receiver.SeedSource = 'Property'; receiver.Seed = 2007; fast_time_grid = unigrid(0,1/fs,1/prf,'[)'); slow_time_grid = (0:num_pulse_int-1)/prf; rxpulses = zeros(numel(fast_time_grid),num_pulse_int); % pre-allocate for m = 1:num_pulse_int % Update sensor and target positions [sensorpos,sensorvel] = sensormotion(1/prf); [tgtpos,tgtvel] = tgtmotion(1/prf); % Calculate the target angles as seen by the sensor [tgtrng,tgtang] = rangeangle(tgtpos,sensorpos); % Simulate propagation of pulse in direction of targets pulse = waveform(); [txsig,txstatus] = transmitter(pulse); txsig = radiator(txsig,tgtang); txsig = channel(txsig,sensorpos,tgtpos,sensorvel,tgtvel); % Reflect pulse off of targets tgtsig = target(txsig,true); % Receive target returns at sensor rxsig = collector(tgtsig,tgtang); rxpulses(:,m) = receiver(rxsig,~(txstatus>0)); end
The detection threshold is calculated using the noise information, taking into consideration the pulse integration. Note that in the loaded system, as outlined in the aforementioned example, the noise bandwidth is half of the sample rate. We plot the threshold together with the first two pulses.
noise_bw = receiver.SampleRate/2; npower = noisepow(noise_bw,... receiver.NoiseFigure,receiver.ReferenceTemperature); threshold = npower * db2pow(npwgnthresh(pfa,num_pulse_int,'noncoherent')); pulseplotnum = 2; helperRadarPulsePlot(rxpulses,threshold,... fast_time_grid,slow_time_grid,pulseplotnum);
The figure shows that the pulses are very wide which may result in poor range resolution.
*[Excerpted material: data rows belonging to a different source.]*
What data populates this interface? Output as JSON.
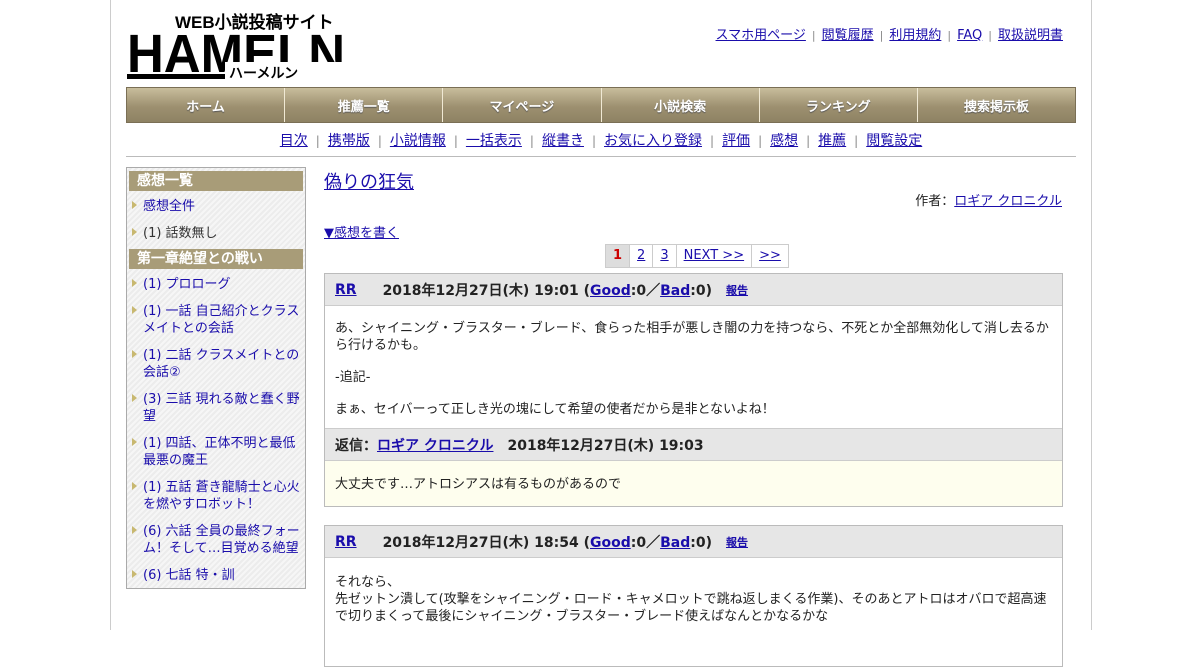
{
  "logo": {
    "text_web": "WEB小説投稿サイト",
    "text_main": "HAMELN",
    "text_kana": "ハーメルン"
  },
  "top_links": [
    "スマホ用ページ",
    "閲覧履歴",
    "利用規約",
    "FAQ",
    "取扱説明書"
  ],
  "main_nav": [
    "ホーム",
    "推薦一覧",
    "マイページ",
    "小説検索",
    "ランキング",
    "捜索掲示板"
  ],
  "sub_nav": [
    "目次",
    "携帯版",
    "小説情報",
    "一括表示",
    "縦書き",
    "お気に入り登録",
    "評価",
    "感想",
    "推薦",
    "閲覧設定"
  ],
  "sidebar": {
    "sections": [
      {
        "title": "感想一覧",
        "items": [
          {
            "label": "感想全件",
            "link": true
          },
          {
            "label": "(1) 話数無し",
            "link": false
          }
        ]
      },
      {
        "title": "第一章絶望との戦い",
        "items": [
          {
            "label": "(1) プロローグ",
            "link": true
          },
          {
            "label": "(1) 一話 自己紹介とクラスメイトとの会話",
            "link": true
          },
          {
            "label": "(1) 二話 クラスメイトとの会話②",
            "link": true
          },
          {
            "label": "(3) 三話 現れる敵と蠢く野望",
            "link": true
          },
          {
            "label": "(1) 四話、正体不明と最低最悪の魔王",
            "link": true
          },
          {
            "label": "(1) 五話 蒼き龍騎士と心火を燃やすロボット！",
            "link": true
          },
          {
            "label": "(6) 六話 全員の最終フォーム！そして…目覚める絶望",
            "link": true
          },
          {
            "label": "(6) 七話 特・訓",
            "link": true
          }
        ]
      }
    ]
  },
  "novel": {
    "title": "偽りの狂気",
    "author_label": "作者：",
    "author": "ロギア クロニクル",
    "write_link": "▼感想を書く"
  },
  "pager": [
    "1",
    "2",
    "3",
    "NEXT >>",
    ">>"
  ],
  "reviews": [
    {
      "user": "RR",
      "date": "2018年12月27日(木) 19:01 (",
      "good_label": "Good",
      "good_count": ":0／",
      "bad_label": "Bad",
      "bad_count": ":0)",
      "report": "報告",
      "body": [
        "あ、シャイニング・ブラスター・ブレード、食らった相手が悪しき闇の力を持つなら、不死とか全部無効化して消し去るから行けるかも。",
        "-追記-",
        "まぁ、セイバーって正しき光の塊にして希望の使者だから是非とないよね！"
      ],
      "reply": {
        "label": "返信：",
        "author": "ロギア クロニクル",
        "date": "2018年12月27日(木) 19:03",
        "body": "大丈夫です…アトロシアスは有るものがあるので"
      }
    },
    {
      "user": "RR",
      "date": "2018年12月27日(木) 18:54 (",
      "good_label": "Good",
      "good_count": ":0／",
      "bad_label": "Bad",
      "bad_count": ":0)",
      "report": "報告",
      "body": [
        "それなら、",
        "先ゼットン潰して(攻撃をシャイニング・ロード・キャメロットで跳ね返しまくる作業)、そのあとアトロはオバロで超高速で切りまくって最後にシャイニング・ブラスター・ブレード使えばなんとかなるかな"
      ]
    }
  ]
}
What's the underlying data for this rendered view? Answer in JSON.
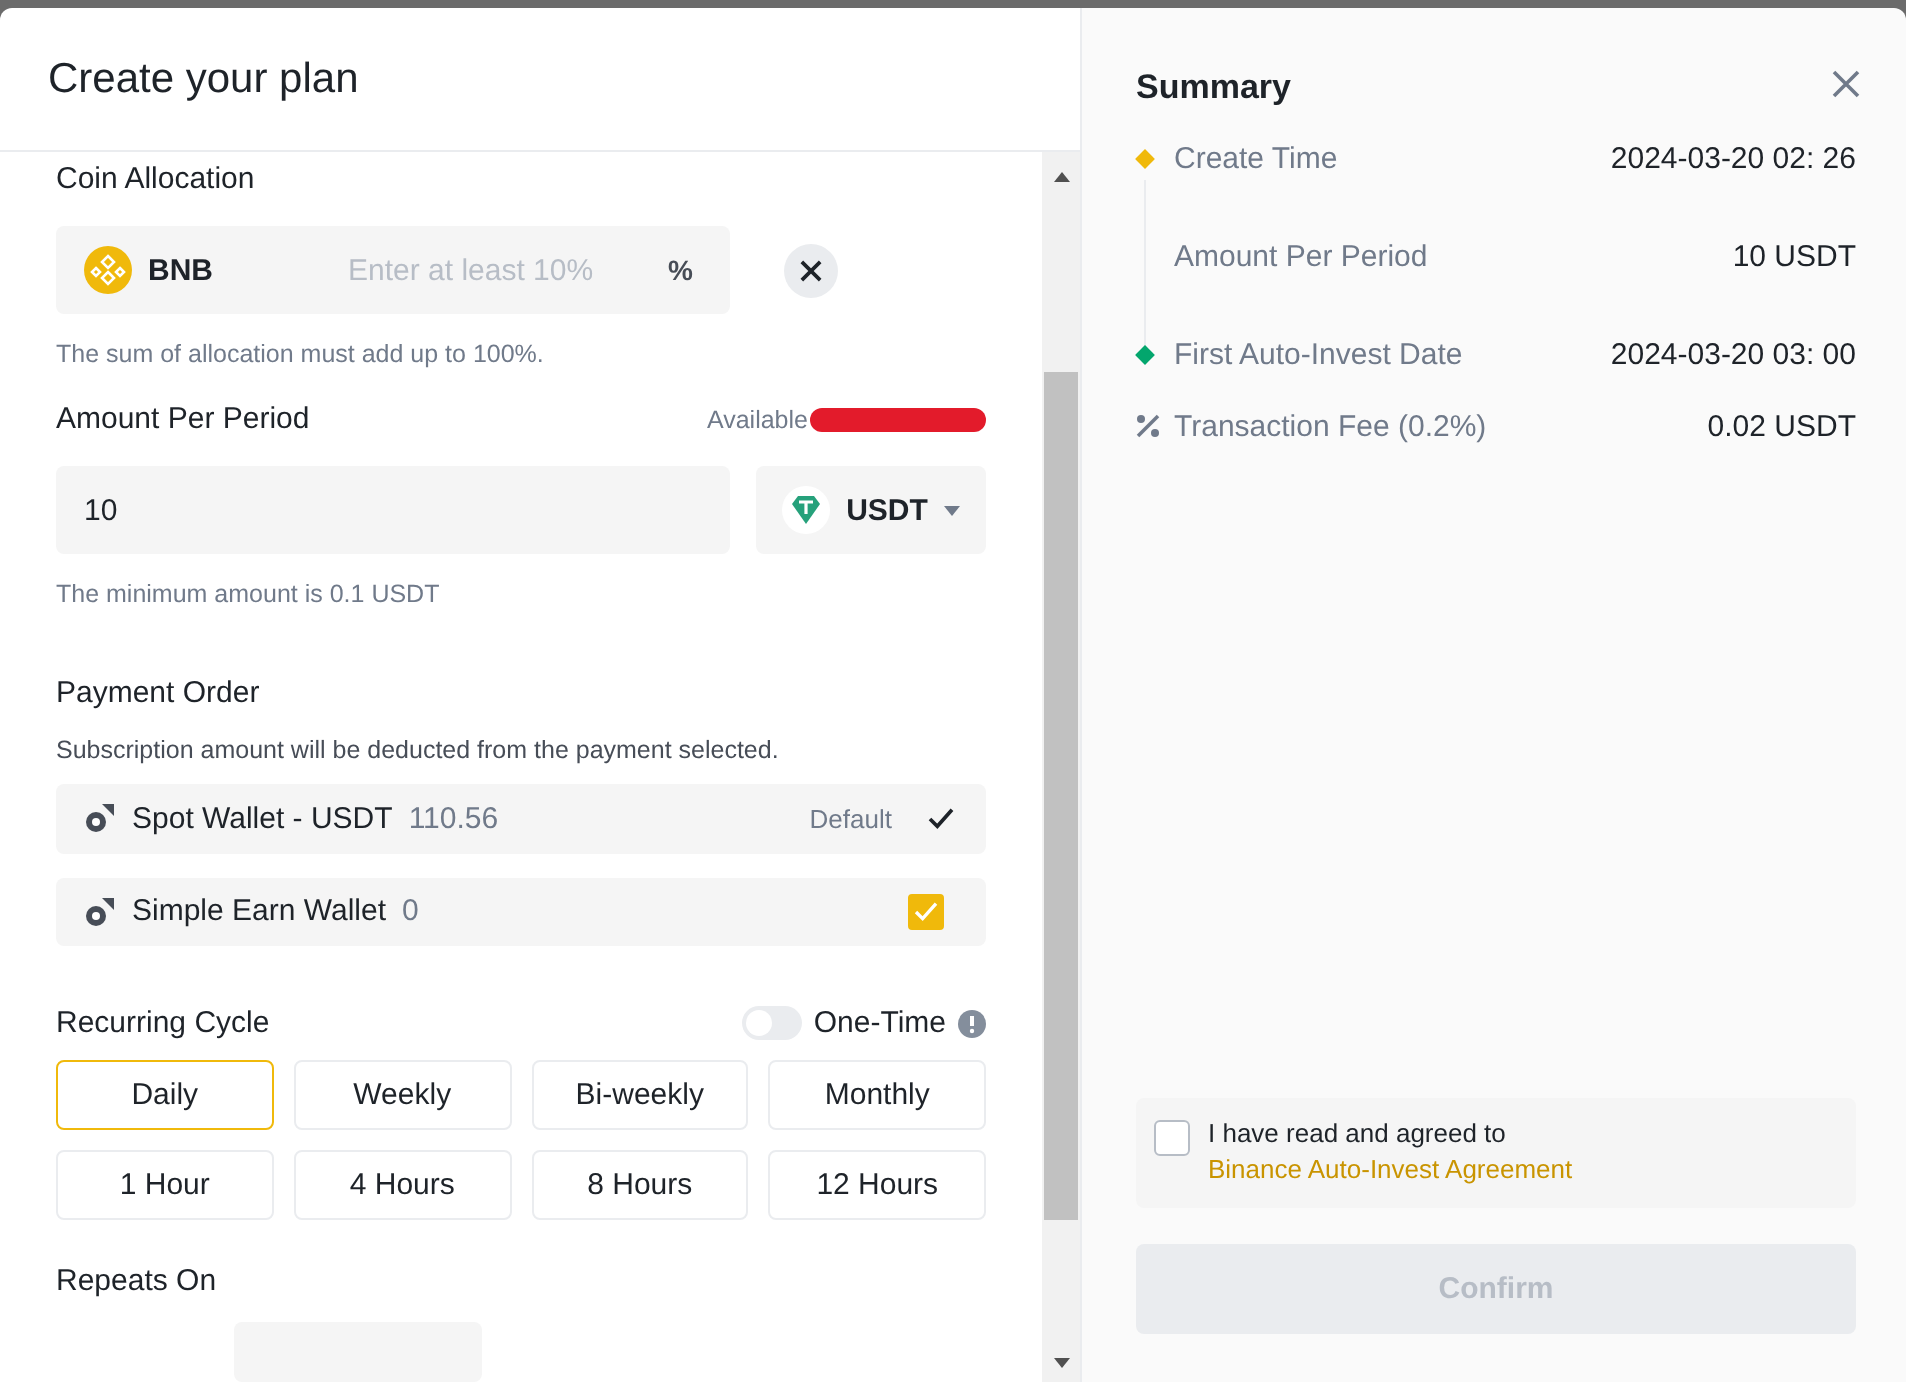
{
  "dialog": {
    "title": "Create your plan"
  },
  "coin_allocation": {
    "label": "Coin Allocation",
    "coin": "BNB",
    "placeholder": "Enter at least 10%",
    "unit": "%",
    "hint": "The sum of allocation must add up to 100%."
  },
  "amount": {
    "label": "Amount Per Period",
    "available_label": "Available",
    "value": "10",
    "currency": "USDT",
    "hint": "The minimum amount is 0.1 USDT"
  },
  "payment_order": {
    "label": "Payment Order",
    "description": "Subscription amount will be deducted from the payment selected.",
    "wallets": [
      {
        "name": "Spot Wallet - USDT",
        "balance": "110.56",
        "badge": "Default",
        "kind": "tick",
        "checked": true
      },
      {
        "name": "Simple Earn Wallet",
        "balance": "0",
        "kind": "checkbox",
        "checked": true
      }
    ]
  },
  "recurring_cycle": {
    "label": "Recurring Cycle",
    "one_time": {
      "label": "One-Time",
      "on": false
    },
    "options": [
      {
        "label": "Daily",
        "selected": true
      },
      {
        "label": "Weekly",
        "selected": false
      },
      {
        "label": "Bi-weekly",
        "selected": false
      },
      {
        "label": "Monthly",
        "selected": false
      },
      {
        "label": "1 Hour",
        "selected": false
      },
      {
        "label": "4 Hours",
        "selected": false
      },
      {
        "label": "8 Hours",
        "selected": false
      },
      {
        "label": "12 Hours",
        "selected": false
      }
    ]
  },
  "repeats_on": {
    "label": "Repeats On"
  },
  "summary": {
    "title": "Summary",
    "rows": [
      {
        "label": "Create Time",
        "value": "2024-03-20 02: 26",
        "kind": "start"
      },
      {
        "label": "Amount Per Period",
        "value": "10 USDT",
        "kind": "middle"
      },
      {
        "label": "First Auto-Invest Date",
        "value": "2024-03-20 03: 00",
        "kind": "end"
      },
      {
        "label": "Transaction Fee (0.2%)",
        "value": "0.02 USDT",
        "kind": "fee"
      }
    ],
    "agreement": {
      "text": "I have read and agreed to ",
      "link": "Binance Auto-Invest Agreement",
      "checked": false
    },
    "confirm": {
      "label": "Confirm",
      "disabled": true
    }
  }
}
In addition, the second and third targets are completely masked by the noise.
As in the case of rectangular waveform, the received pulses are first passed through a matched filter to improve the SNR. The matched filter offers a processing gain which further improves the detection threshold. In addition, the added benefit of the matched filter of a linear FM waveform is that it compresses the waveform in the time domain so that the filtered pulse becomes much narrower, which translates to better range resolution.
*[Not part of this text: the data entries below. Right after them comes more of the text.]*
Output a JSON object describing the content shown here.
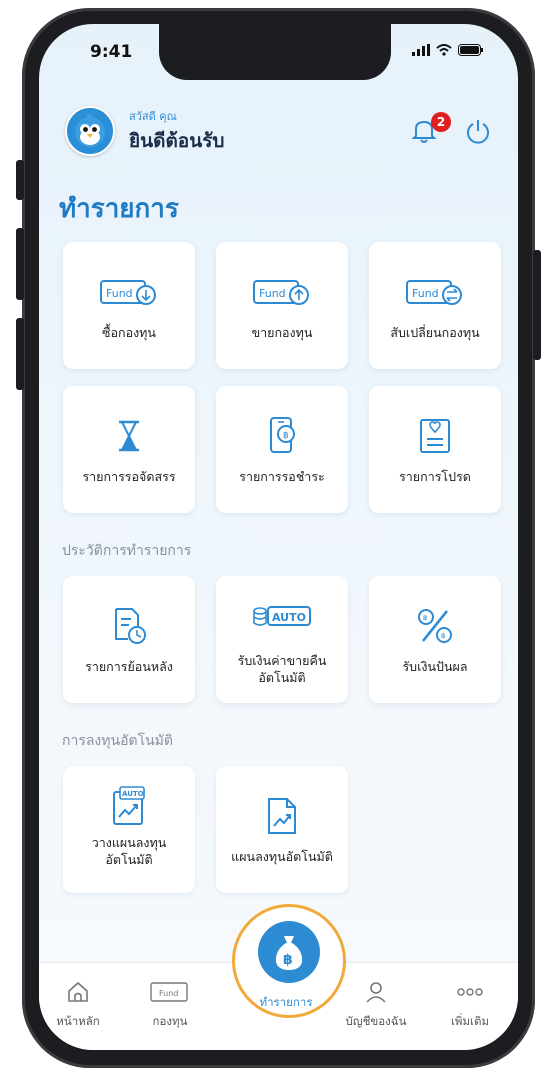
{
  "status_bar": {
    "time": "9:41"
  },
  "header": {
    "greeting_small": "สวัสดี คุณ",
    "greeting_big": "ยินดีต้อนรับ",
    "notification_count": "2"
  },
  "page_title": "ทำรายการ",
  "transactions": [
    {
      "label": "ซื้อกองทุน",
      "icon": "fund-buy-icon"
    },
    {
      "label": "ขายกองทุน",
      "icon": "fund-sell-icon"
    },
    {
      "label": "สับเปลี่ยนกองทุน",
      "icon": "fund-switch-icon"
    },
    {
      "label": "รายการรอจัดสรร",
      "icon": "hourglass-icon"
    },
    {
      "label": "รายการรอชำระ",
      "icon": "mobile-payment-icon"
    },
    {
      "label": "รายการโปรด",
      "icon": "favorite-list-icon"
    }
  ],
  "history_section": {
    "title": "ประวัติการทำรายการ",
    "items": [
      {
        "label": "รายการย้อนหลัง",
        "icon": "history-document-icon"
      },
      {
        "label": "รับเงินค่าขายคืน\nอัตโนมัติ",
        "icon": "auto-redemption-icon"
      },
      {
        "label": "รับเงินปันผล",
        "icon": "dividend-percent-icon"
      }
    ]
  },
  "auto_invest_section": {
    "title": "การลงทุนอัตโนมัติ",
    "items": [
      {
        "label": "วางแผนลงทุน\nอัตโนมัติ",
        "icon": "auto-plan-icon"
      },
      {
        "label": "แผนลงทุนอัตโนมัติ",
        "icon": "investment-plan-icon"
      }
    ]
  },
  "fund_text": "Fund",
  "auto_text": "AUTO",
  "nav": {
    "home": "หน้าหลัก",
    "funds": "กองทุน",
    "transactions": "ทำรายการ",
    "account": "บัญชีของฉัน",
    "more": "เพิ่มเติม"
  },
  "colors": {
    "primary": "#2d8bd4",
    "title": "#1f7cc4",
    "accent_ring": "#f2a93b",
    "badge": "#e02020"
  }
}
matchingcoeff = getMatchedFilter(waveform); matchedfilter = phased.MatchedFilter(... 'CoefficientsSource','Property',... 'Coefficients',matchingcoeff,... 'GainOutputPort',true); [rxpulses, mfgain] = matchedfilter(rxpulses); threshold = threshold * db2pow(mfgain);
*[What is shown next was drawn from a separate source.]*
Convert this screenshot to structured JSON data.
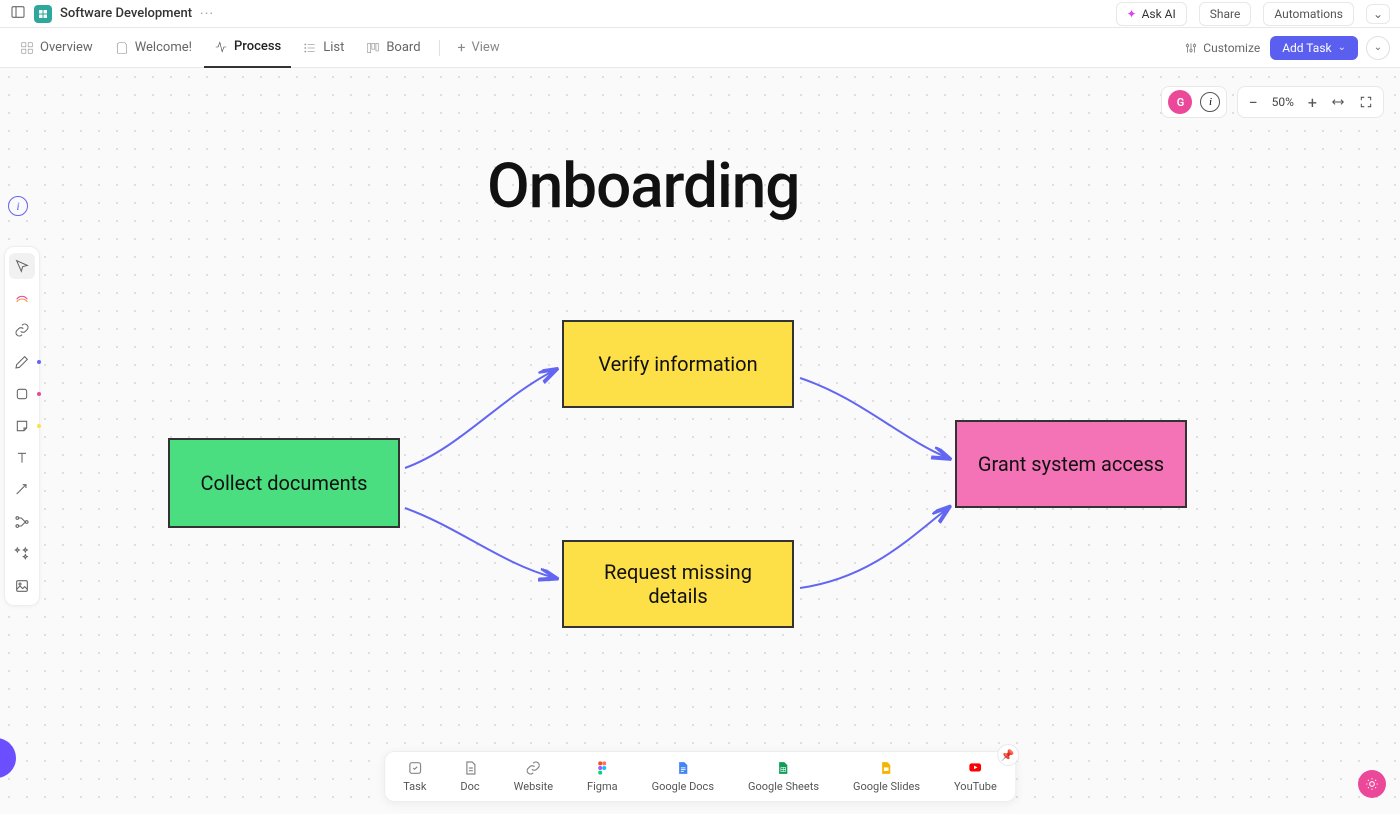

Compensate for the matched filter delay.
matchingdelay = size(matchingcoeff,1)-1; rxpulses = buffer(rxpulses(matchingdelay+1:end),size(rxpulses,1));
A time varying gain is then applied to the signal so that a constant threshold can be used across the entire detectable range.
range_gates = prop_speed*fast_time_grid/2; lambda = prop_speed/fc; tvg = phased.TimeVaryingGain(... 'RangeLoss',2*fspl(range_gates,lambda),... 'ReferenceLoss',2*fspl(max_range,lambda)); rxpulses = tvg(rxpulses);
We now integrate the receive pulses noncoherently to further improve the SNR. This operation is also referred to as video integration.
rxpulses = pulsint(rxpulses,'noncoherent'); helperRadarPulsePlot(rxpulses,threshold,fast_time_grid,slow_time_grid,1);
After video integration, the data is ready for the final detection stage. From the plot above, we see that there are no false alarms.
Finally, threshold detection is performed on the integrated pulses. The detection scheme identifies the peaks and then translates their positions into the ranges of the targets.
[~,range_detect] = findpeaks(rxpulses,'MinPeakHeight',sqrt(threshold));
The true ranges and the estimated ranges are
true_range = round(tgtrng)
true_range = 1×3 2025 6519 6845
range_estimates = round(range_gates(range_detect))
range_estimates = 1×3 2025 6525 6850
Note that these range estimates are only accurate up to the range resolution that can be achieved by the radar system, which is 50 m in this example.
In this example, we used the chirp waveform for range detection. By using the chirp waveform, we were able to reduce the required peak transmit power, thus achieving a larger detectable range of 8 km for Swerling case 2 targets.